From top to bottom, left to right: Toledo Service Fair (photo credit: Toledo Blade), Bloomington exhibition and presentation on service fair data, Asheville pop-up exhibition and presentation at Firestorm Books & Coffee, Bloomington Service Fair #2, Toledo Social Work continuing education event with special guest Diann Wears (photo credit: Toledo Blade), Video: Advocacy Research Symposium at College of Mount Saint Vincent, Philadelphia Service Fair and Blessing of the Animals, annual meeting at Woodstock Farm Sanctuary, starting line at the 1st Annual Tofurky Trot to benefit My Dog is My Home, LAHSA/My Dog is My Home webinar for new co-shelter providers in Los Angeles, founder Christine Kim speaks with mayor Bill de Blasio about co-sheltering options in NYC at a town hall meeting.

Join us at Vegan Drinks Brooklyn featuring Chef Rootsie

Vegan Drinks BK.jpg

My Dog is My Home is thrilled to be the nonprofit partner for this month's Vegan Drinks Brooklyn at Reclamation Bar. Enjoy a cocktail and come meet us in person!

Facebook event page
Food vendor for the night: Veggie Grub

Date & Time: Thursday, January 11 - 8pm to 10pm
Location: Reclamation Bar (817 Metropolitan Avenue, Brooklyn, NY 11211)

Vegan Drinks Brooklyn follows the national Vegan Drinks model of being a free monthly social networking event for people interested in promoting veganism and advocating for animal rights.

On all social media platforms, use #VeganDrinksBK when you post a photo of you and your new veg-friends at the event! 

The event is free to attend.

My Dog is My Home is Now a Beneficiary of Rescue Chocolate!


Right in time for the holidays, we are now a beneficiary of Rescue Chocolate (completely vegan)! Rescue Chocolate is “the sweetest way to save a life!” From each chocolate purchased, 100% of the net profits are donated to animal rescue organizations around the country.

Supporters may now order Rescue Chocolate online and type "My Dog is My Home" into the Gift Note field on the cart before checkout. Rescue Chocolate gives us $1 on every item ordered (excluding mini bars). So make sure you put in an order this holiday - these bars make excellent stocking stuffers!

The Prevalence of Cats Among Philadelphia's Homeless Population

 Cats of a My Dog First client.

Cats of a My Dog First client.


Since our October service fair in Philadelphia, Misfit Manor's "My Dog First" program, which provides veterinary care and supplies to companion animals of people experiencing homelessness, has seen a surge in clients. Surprisingly, many of these clients have been cats! 

Our experiences in other cities led us to believe that people experiencing homelessness are much more likely to have dogs than any other kind of animal. During our service fairs across the county, the vast majority of attendees brought dogs, including in Philadelphia. However, the sample size in Philadelphia was small and made it difficult to draw any demographic conclusions.

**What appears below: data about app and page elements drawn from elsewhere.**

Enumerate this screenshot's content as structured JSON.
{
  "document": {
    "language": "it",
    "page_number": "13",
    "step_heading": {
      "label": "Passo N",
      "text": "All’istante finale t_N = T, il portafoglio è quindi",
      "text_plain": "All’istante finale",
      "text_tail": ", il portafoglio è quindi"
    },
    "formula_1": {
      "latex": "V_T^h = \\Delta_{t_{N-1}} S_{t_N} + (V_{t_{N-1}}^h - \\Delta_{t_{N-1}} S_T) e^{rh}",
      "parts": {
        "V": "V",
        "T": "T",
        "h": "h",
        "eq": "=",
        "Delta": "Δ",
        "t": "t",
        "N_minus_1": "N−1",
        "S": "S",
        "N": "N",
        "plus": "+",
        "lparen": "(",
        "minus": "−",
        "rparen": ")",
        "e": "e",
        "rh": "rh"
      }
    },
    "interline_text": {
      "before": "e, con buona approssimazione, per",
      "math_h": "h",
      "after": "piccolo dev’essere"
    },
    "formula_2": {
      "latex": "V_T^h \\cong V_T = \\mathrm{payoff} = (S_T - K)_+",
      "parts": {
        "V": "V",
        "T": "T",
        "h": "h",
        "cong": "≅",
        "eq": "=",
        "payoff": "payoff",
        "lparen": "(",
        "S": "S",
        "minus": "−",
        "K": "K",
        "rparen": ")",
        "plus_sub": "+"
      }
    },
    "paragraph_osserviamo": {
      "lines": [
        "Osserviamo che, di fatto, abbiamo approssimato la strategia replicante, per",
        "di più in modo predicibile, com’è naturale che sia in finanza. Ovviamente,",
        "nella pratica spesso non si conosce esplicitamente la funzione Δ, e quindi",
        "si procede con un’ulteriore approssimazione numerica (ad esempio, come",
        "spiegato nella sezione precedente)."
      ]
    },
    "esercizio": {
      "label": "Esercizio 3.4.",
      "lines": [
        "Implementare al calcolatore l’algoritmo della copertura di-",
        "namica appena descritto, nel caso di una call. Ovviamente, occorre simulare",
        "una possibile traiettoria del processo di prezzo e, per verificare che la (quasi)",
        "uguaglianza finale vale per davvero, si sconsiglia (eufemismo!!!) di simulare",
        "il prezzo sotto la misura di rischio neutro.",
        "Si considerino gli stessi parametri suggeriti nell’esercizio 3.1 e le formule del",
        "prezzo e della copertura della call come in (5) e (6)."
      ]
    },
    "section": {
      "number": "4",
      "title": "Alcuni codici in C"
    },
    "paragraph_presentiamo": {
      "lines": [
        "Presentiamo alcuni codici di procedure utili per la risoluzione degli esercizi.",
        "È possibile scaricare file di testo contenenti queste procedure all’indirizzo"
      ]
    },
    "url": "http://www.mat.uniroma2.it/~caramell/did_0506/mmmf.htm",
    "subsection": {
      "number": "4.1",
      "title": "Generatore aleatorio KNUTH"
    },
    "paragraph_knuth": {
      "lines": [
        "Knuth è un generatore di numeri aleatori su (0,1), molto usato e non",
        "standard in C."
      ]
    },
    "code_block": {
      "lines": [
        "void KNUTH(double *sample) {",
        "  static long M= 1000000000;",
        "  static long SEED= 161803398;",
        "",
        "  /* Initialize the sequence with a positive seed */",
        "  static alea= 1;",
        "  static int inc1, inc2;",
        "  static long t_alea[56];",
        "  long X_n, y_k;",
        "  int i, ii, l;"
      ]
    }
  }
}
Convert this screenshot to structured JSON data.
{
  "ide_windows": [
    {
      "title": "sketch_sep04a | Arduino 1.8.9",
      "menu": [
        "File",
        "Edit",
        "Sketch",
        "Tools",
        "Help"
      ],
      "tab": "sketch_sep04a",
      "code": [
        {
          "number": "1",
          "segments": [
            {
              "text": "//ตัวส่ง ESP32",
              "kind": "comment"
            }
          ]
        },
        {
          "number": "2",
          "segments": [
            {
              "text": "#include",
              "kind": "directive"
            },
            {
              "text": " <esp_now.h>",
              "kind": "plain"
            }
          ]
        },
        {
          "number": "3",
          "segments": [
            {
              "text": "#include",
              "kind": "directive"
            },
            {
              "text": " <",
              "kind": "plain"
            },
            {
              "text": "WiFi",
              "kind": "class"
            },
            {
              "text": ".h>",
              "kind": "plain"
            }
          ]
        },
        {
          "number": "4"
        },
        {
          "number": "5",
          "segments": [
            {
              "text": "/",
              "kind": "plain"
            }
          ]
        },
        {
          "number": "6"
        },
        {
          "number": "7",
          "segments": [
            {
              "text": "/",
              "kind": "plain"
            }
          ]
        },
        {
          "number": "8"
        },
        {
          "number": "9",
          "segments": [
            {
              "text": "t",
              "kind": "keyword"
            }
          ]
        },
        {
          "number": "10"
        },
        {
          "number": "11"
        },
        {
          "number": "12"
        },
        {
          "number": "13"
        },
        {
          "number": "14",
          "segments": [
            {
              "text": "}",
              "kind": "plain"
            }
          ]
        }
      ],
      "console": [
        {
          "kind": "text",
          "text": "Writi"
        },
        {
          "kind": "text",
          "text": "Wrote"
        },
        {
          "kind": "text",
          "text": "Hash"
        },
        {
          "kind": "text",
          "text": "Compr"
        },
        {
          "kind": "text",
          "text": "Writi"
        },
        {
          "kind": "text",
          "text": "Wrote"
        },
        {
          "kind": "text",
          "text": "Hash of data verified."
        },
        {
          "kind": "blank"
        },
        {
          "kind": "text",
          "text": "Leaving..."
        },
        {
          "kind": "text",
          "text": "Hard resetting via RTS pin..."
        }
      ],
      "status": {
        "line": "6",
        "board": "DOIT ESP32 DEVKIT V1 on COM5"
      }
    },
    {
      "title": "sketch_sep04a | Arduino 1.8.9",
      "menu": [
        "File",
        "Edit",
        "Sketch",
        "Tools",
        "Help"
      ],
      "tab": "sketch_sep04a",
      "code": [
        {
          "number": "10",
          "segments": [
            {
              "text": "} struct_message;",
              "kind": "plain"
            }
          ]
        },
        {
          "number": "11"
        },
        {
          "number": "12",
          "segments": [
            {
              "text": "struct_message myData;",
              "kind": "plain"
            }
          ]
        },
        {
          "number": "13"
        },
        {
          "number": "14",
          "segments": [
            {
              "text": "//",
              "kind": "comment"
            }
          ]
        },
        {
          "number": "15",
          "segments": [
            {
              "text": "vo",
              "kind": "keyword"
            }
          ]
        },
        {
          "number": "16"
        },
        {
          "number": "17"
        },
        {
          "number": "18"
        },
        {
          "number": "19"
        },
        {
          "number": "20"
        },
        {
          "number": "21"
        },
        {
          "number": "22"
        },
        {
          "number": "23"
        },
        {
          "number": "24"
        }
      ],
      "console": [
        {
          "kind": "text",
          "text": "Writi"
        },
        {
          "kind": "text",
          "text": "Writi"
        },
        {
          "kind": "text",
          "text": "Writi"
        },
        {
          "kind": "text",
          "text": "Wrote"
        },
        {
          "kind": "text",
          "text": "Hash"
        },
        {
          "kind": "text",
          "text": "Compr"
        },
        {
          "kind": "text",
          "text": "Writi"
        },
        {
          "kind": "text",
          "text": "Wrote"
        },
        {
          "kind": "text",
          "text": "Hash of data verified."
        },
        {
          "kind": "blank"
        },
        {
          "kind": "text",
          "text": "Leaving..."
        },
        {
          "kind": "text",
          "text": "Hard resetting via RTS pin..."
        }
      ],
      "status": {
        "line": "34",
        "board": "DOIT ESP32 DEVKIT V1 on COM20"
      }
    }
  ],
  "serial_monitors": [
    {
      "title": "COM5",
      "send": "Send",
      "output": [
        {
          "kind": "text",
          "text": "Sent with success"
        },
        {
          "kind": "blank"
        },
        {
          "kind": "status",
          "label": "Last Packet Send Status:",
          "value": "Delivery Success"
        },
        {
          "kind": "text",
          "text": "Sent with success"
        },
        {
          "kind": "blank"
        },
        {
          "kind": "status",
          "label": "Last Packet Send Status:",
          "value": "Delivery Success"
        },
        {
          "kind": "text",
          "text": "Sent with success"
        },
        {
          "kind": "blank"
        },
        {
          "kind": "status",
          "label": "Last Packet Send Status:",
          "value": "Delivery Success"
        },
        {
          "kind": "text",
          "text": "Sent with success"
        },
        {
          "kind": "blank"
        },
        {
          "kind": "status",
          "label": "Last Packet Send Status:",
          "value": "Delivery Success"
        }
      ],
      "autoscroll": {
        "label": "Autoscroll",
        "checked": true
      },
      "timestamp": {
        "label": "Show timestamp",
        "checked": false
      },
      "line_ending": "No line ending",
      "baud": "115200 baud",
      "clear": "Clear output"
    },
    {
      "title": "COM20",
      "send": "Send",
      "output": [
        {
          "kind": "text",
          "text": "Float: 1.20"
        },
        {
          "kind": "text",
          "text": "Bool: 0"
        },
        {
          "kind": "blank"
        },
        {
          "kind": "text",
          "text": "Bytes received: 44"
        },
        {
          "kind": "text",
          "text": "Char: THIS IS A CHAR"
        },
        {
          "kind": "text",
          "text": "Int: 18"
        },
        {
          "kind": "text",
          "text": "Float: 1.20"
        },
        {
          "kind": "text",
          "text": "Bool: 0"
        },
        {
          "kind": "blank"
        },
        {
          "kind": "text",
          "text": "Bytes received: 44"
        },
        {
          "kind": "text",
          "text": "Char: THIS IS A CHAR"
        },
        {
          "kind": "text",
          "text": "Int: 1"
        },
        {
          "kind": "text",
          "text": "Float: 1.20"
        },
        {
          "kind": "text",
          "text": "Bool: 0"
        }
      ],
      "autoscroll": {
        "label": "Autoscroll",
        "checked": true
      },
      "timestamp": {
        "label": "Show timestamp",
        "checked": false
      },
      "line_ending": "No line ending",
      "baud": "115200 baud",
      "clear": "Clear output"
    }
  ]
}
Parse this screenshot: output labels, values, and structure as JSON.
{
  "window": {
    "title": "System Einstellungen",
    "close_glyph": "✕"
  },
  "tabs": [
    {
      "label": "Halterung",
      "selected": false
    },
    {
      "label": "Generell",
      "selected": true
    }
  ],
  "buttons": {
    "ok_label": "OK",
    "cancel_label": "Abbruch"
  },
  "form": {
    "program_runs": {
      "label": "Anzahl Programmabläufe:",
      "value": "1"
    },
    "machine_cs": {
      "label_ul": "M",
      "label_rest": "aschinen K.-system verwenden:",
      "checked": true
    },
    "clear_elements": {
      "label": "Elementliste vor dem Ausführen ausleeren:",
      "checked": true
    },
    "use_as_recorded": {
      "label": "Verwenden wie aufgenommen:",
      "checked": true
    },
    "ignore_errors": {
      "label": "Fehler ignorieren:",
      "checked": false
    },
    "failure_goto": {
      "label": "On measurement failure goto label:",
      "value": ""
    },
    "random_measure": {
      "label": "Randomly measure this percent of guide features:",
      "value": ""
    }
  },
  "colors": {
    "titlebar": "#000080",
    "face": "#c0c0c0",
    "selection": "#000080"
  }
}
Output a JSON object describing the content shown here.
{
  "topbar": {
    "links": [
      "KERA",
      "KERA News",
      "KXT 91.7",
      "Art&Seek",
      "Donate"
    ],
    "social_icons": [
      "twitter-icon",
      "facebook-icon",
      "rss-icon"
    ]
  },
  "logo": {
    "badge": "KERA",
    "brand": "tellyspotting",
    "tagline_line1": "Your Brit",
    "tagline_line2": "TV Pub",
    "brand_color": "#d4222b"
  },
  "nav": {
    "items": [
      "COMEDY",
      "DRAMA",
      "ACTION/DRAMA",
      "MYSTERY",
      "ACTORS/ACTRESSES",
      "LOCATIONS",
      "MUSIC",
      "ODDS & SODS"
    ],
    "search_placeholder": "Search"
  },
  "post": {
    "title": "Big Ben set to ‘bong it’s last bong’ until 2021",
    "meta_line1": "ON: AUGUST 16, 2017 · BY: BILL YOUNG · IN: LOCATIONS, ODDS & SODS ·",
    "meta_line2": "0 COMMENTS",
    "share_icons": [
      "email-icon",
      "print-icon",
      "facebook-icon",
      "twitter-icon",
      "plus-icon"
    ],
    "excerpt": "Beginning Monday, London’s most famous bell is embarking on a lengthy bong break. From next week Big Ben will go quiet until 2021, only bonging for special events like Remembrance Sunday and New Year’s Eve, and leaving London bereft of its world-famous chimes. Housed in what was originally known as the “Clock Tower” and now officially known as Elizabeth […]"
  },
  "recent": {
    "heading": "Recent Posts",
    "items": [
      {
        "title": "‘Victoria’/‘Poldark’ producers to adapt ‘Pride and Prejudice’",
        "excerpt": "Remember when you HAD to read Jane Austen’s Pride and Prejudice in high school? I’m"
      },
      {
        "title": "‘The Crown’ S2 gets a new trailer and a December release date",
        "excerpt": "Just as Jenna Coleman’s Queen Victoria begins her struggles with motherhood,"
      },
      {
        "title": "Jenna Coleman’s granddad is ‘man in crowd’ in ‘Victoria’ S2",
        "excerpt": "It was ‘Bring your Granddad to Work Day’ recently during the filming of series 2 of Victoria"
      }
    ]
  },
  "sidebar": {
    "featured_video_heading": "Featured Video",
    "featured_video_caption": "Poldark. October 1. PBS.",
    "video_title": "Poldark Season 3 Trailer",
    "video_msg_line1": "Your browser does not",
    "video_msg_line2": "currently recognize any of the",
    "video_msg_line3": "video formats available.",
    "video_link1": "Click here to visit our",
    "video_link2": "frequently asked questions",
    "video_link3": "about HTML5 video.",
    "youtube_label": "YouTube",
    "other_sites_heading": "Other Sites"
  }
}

After the Philadelphia service fair, the My Dog First program was widely promoted and brought many new clients to Misfit Manor's doors - specifically, four single men experiencing homelessness with cats, and a woman with three cats. Moreover, during outreach for the service fair, My Dog is My Home founder Christine Kim received a tip from a community member who stated that he often sees people he believes to be homeless with cats riding the trains in the Northeast section of the city. 

We have yet to understand how this surprising trend will impact Misfit Manor's services or our approach to developing co-sheltering options in Philadelphia. Do you have ideas about how we should engage this population differently? What special challenges are there to experiencing homelessness with a cat, as opposed to a dog? Send your responses to My Dog is My Home founder, Christine Kim (, to be featured in our next newsletter.